I am in the unique and enjoyable position of receiving copies of most of the latest and greatest Christian books. Over the past couple of weeks I’ve received boxes of them and, in sorting through the pile, some have risen to the top.
Spiritual Disciplines for the Christian Life (Second Edition) by Donald Whitney. Whitney’s book was the first I read on the spiritual disciplines and one that was very helpful in my life. I’m very glad to see it (finally!) in a second edition. The publisher says, “Drawn from a rich heritage, Spiritual Disciplines for the Christian Life will guide you through a carefully selected array of disciplines. By illustrating why the disciplines are important, showing how each one will help you grow in godliness, and offering practical suggestions for cultivating them, Spiritual Disciplines for the Christian Life will provide you with a refreshing opportunity to become more like Christ and grow in character and maturity. Now updated and revised to equip a new generation of readers, this anniversary edition features in-depth discussions on each of the key disciplines.” (Learn more or buy it at Amazon)
Why God Created the World: A Jonathan Edwards Adaptation by Ben Stevens. I really like the look of this one. Stevens has taken one of Edwards’ least-known and hardest-to-read books and adapted it to modern readers. Stevens writes, “For most of my life, I never thought to ask myself why God created the world. I had asked myself the question, ‘why did God create me specifically,’ which seemed like a more practical thing to wonder. But the answers I found to that question always struck me as shallow. I think that’s because it’s impossible to understand what part we play in a story if we have never grasped what the story is about in the first place. As far as I know, there has only ever been one book written on this subject by a Christian. It was a monumental treatise by the former president of Princeton University, the 18th century theologian Jonathan Edwards, called A Dissertation Concerning the End for Which the World Was Created (1765). Edwards gives a great answer to the question, but his tone and grammatical acrobatics make the original text nearly impossible to read.” So he modernizes it. (Learn more or buy it at Amazon)
Holding the Rope: Short Term Missions, Long Term Impact by Clint Archer. This looks like a very helpful book as well: “Holding the Rope gives an insightful look into the preparation, philosophy, and application of short term cross-cultural ministry. Archer addresses the issues with candor, humor, and most importantly, grace. He provides viable solutions to common problems, and encourages churches, pastors, and volunteers to adopt a biblical and practical approach for engaging in short term missions. ‘Holding the rope’ is more than a catchphrase. It articulates an entire philosophy of ministry. Christian missions is too daunting an enterprise to attempt alone, but the synergy of combined efforts can accomplish untold advancement for the kingdom of God. This book is a tool for those serving the servants, a guide and celebration of those who hold the ropes.” (Learn more or buy it at Amazon)
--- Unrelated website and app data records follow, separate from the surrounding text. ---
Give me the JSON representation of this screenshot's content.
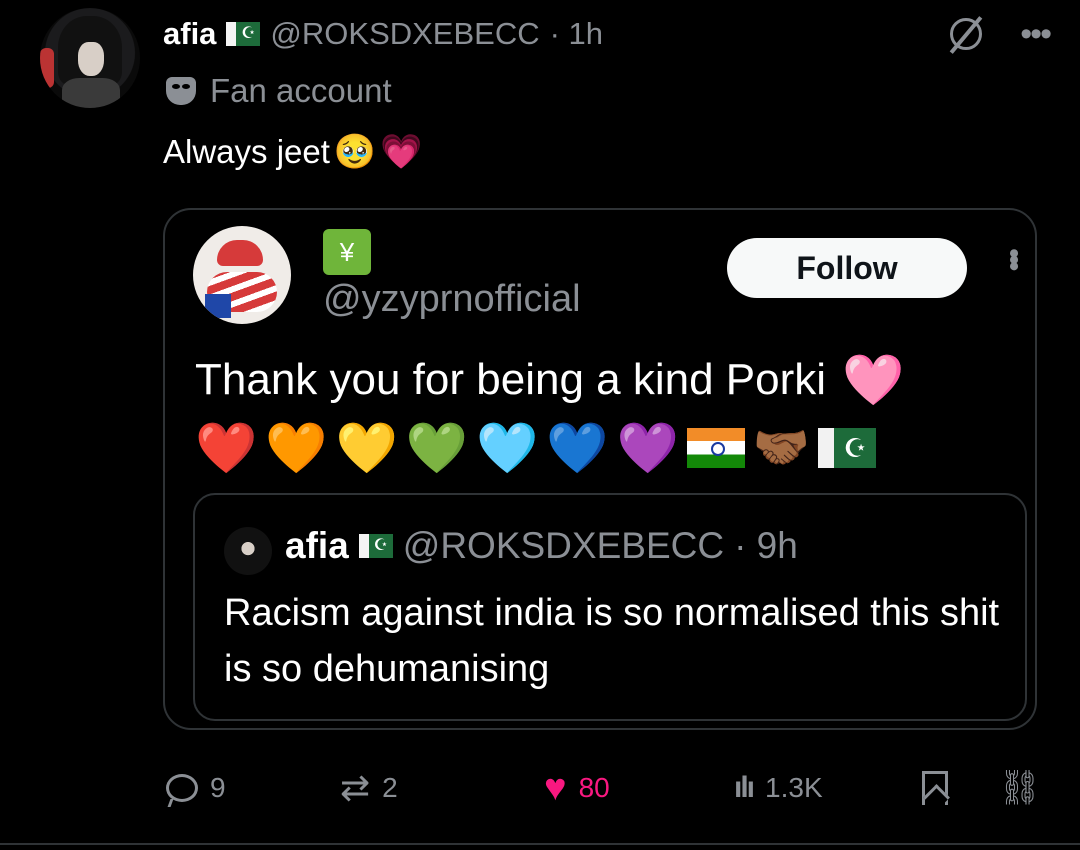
{
  "post": {
    "author_name": "afia",
    "author_flag": "☪",
    "author_handle": "@ROKSDXEBECC",
    "time": "· 1h",
    "label": "Fan account",
    "text": "Always jeet",
    "emojis": [
      "🥹",
      "💗"
    ]
  },
  "quoted_post": {
    "chart_emoji": "¥",
    "handle": "@yzyprnofficial",
    "follow_label": "Follow",
    "text": "Thank you for being a kind Porki",
    "text_emoji": "🩷",
    "hearts": [
      "❤️",
      "🧡",
      "💛",
      "💚",
      "🩵",
      "💙",
      "💜"
    ],
    "handshake": "🤝🏾",
    "pk_symbol": "☪"
  },
  "nested_quote": {
    "author_name": "afia",
    "author_flag": "☪",
    "author_handle": "@ROKSDXEBECC",
    "time": "· 9h",
    "text": "Racism against india is so normalised this shit is so dehumanising"
  },
  "actions": {
    "replies": "9",
    "reposts": "2",
    "likes": "80",
    "views": "1.3K"
  },
  "colors": {
    "background": "#000000",
    "like": "#f91880",
    "muted": "#8b8f95"
  }
}
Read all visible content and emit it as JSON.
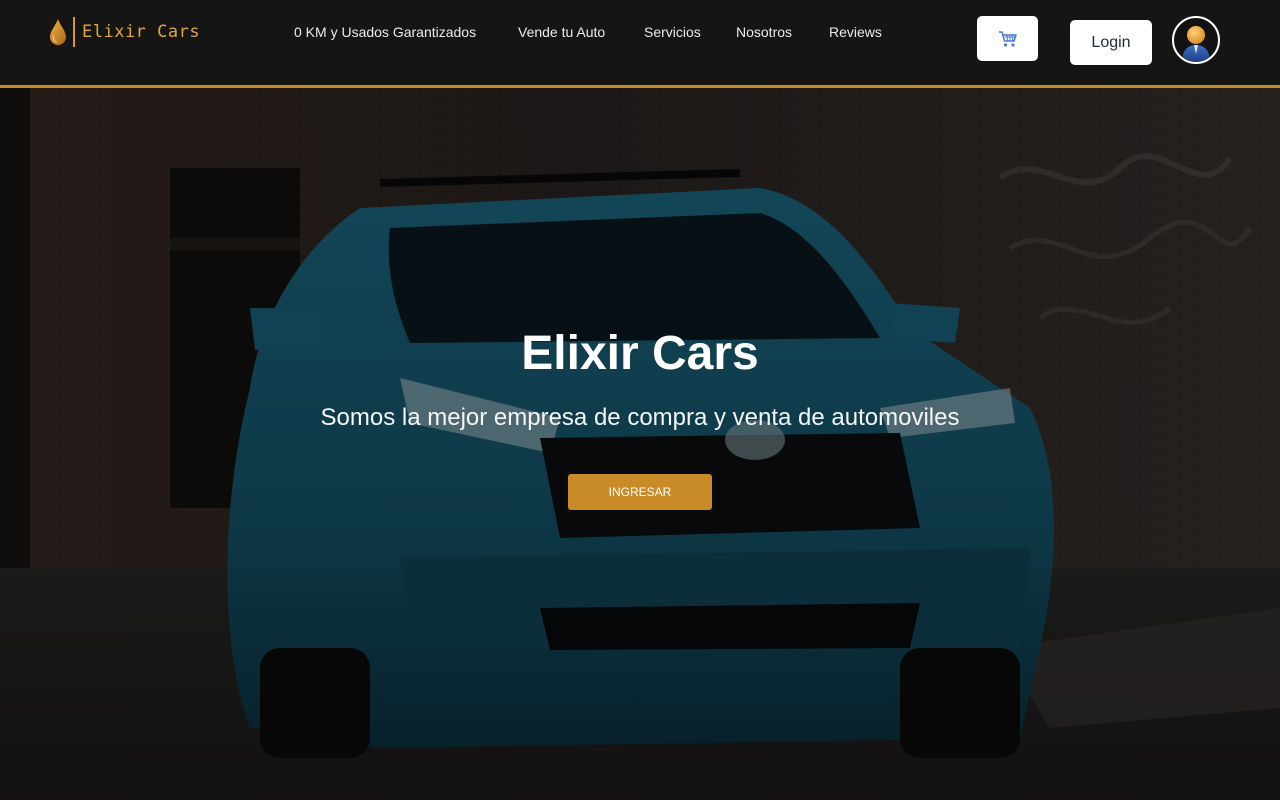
{
  "brand": {
    "name": "Elixir Cars",
    "logo_icon": "drop-icon",
    "accent_color": "#c98a28"
  },
  "nav": {
    "items": [
      {
        "label": "0 KM y Usados Garantizados"
      },
      {
        "label": "Vende tu Auto"
      },
      {
        "label": "Servicios"
      },
      {
        "label": "Nosotros"
      },
      {
        "label": "Reviews"
      }
    ]
  },
  "header": {
    "cart_icon": "cart-icon",
    "cart_glyph": "🛒",
    "login_label": "Login",
    "avatar_icon": "user-avatar-icon"
  },
  "hero": {
    "title": "Elixir Cars",
    "subtitle": "Somos la mejor empresa de compra y venta de automoviles",
    "cta_label": "INGRESAR",
    "background_image": "blue suv in graffiti alley"
  }
}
The Wonder-Working God: Seeing the Glory of Jesus in His Miracles by Jared Wilson. I really enjoy Wilson’s books; this one looks as good as the ones before it. Here is what Crossway says about it: “Do you believe in miracles? Walking on water. Multiplying the fish and the loaves. Raising Lazarus from the dead. The miracles of Jesus may be well known, but they’re often misunderstood. In The Wonder-Working God, pastor Jared Wilson wants to help us see that there’s more than meets the eye when it comes to the miraculous events recorded in the Gospels. From the humble wonder of the incarnation to the blinding glory of the transfiguration, this book shows how Jesus’s miracles reveal his divinity, authority, and ultimate mission: restoring us and this world to a right relationship with God.” (Learn more or buy it at Amazon)
Connected: Curing the Pandemic of Everyone Feeling Alone Together by Erin Davis. This is one of those books that addresses a new and nearly-universal concern. Here is what the publisher says about it: “Technology has allowed us to connect with more people in more places than ever before. Sure we have ‘friends’ we even have ‘followers’ and yet, a silent epidemic is sending shock waves straight into our living rooms. What is this hidden disease? Loneliness. Popular author Erin Davis knows what it’s like to feel lonely. She knows how it feels to have many friends, a full schedule, and a pit in her stomach. As she wrestled her own feelings of loneliness to the ground, Erin started to feel like the scientist charged with finding the cure for the lonely epidemic—a journey that has proved to be funny, encouraging, and helpful.” (Learn more or buy it at Amazon)